Hyde: Love Songs of Connacht (Dublin, 1893), Irish Poetry, an Essay in Irish with Translation in English and a Vocabulary (Dublin, 1902), The Religious Songs of Connacht (London, 1906); Meyer: Ancient Gaelic Poetry (Glasgow, 1906), a Primer of Irish Metrics with a Glossary and an Appendix containing an Alphabetical List of the Poets of Ireland (Dublin, 1909); Dottin-Dunn: The Gaelic Literature of Ireland (Washington, 1906); Meyer: Selections from Ancient Irish Poetry (2d edition, London, 1913); Best: Bibliography of Irish Philology and of Printed Irish Literature (Dublin, 1913); Loth: La metrique galloise (Paris, 1902); Thurneysen: Mittelirische Verslehren, Irische Texte III.; Buile Suibhne (Dublin, 1910).
IRISH HEROIC SAGAS

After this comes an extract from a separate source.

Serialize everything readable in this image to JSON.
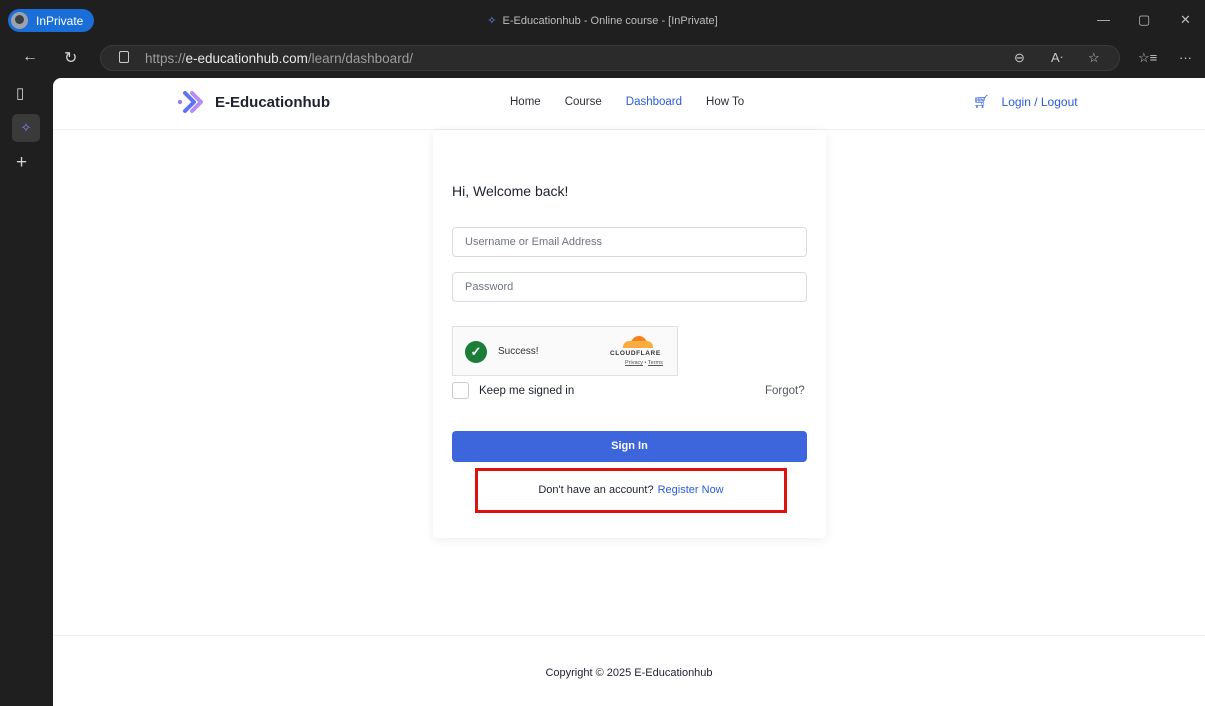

By ELEANOR HULL.
Ireland has the unique distinction of having preserved for mankind a full and vivid literary record of a period otherwise, so far as native memorials are concerned, clouded in obscurity. A few fragmentary suggestions, derived from ancient stone monuments or from diggings in tumuli and graves, are all that Gaul or Britain have to contribute to a knowledge of that important period just before and just after the beginning of our era, when the armies of Rome were overrunning western Europe and were brought, for the first time, into direct contact with the Celtic peoples of the West. Almost all that we know of the early inhabitants of these countries comes to us from the pens of Roman writers and soldiers—Poseidonius, Caesar, Diodorus, Tacitus. We may give these observers credit for a desire to be fair to peoples they sometimes admired and often dreaded, but conquerors are not always the best judges of the races they are engaged in subduing, especially when they are ignorant of their language, unversed in their lore and customs, and unused to their ways. Valuable as are the reports of Roman authorities, we feel at every point the need of checking them by native records; but the native records of Gaul, and in large part also those of Britain and Wales, have been swept away. Caesar is probably right in saying that the Druids, who were the learned men of their race and day, committed nothing to writing; if they did, whatever they wrote has been irrecoverably lost.
But Ireland was exempt from the sweeping changes brought about through long periods of Roman and Saxon occupation; no great upheaval from without disturbed the native political and social conditions up to the coming of the Norse and Danes about the beginning of the ninth century. Agricola, standing on the western coast of Britain, looked across the dividing channel, and reflected upon “the beneficial connection that the conquest of Ireland would have formed between the most powerful parts of the Roman Empire,” but, fortunately for the literature of Ireland, if not for her history, he never came. The early incursions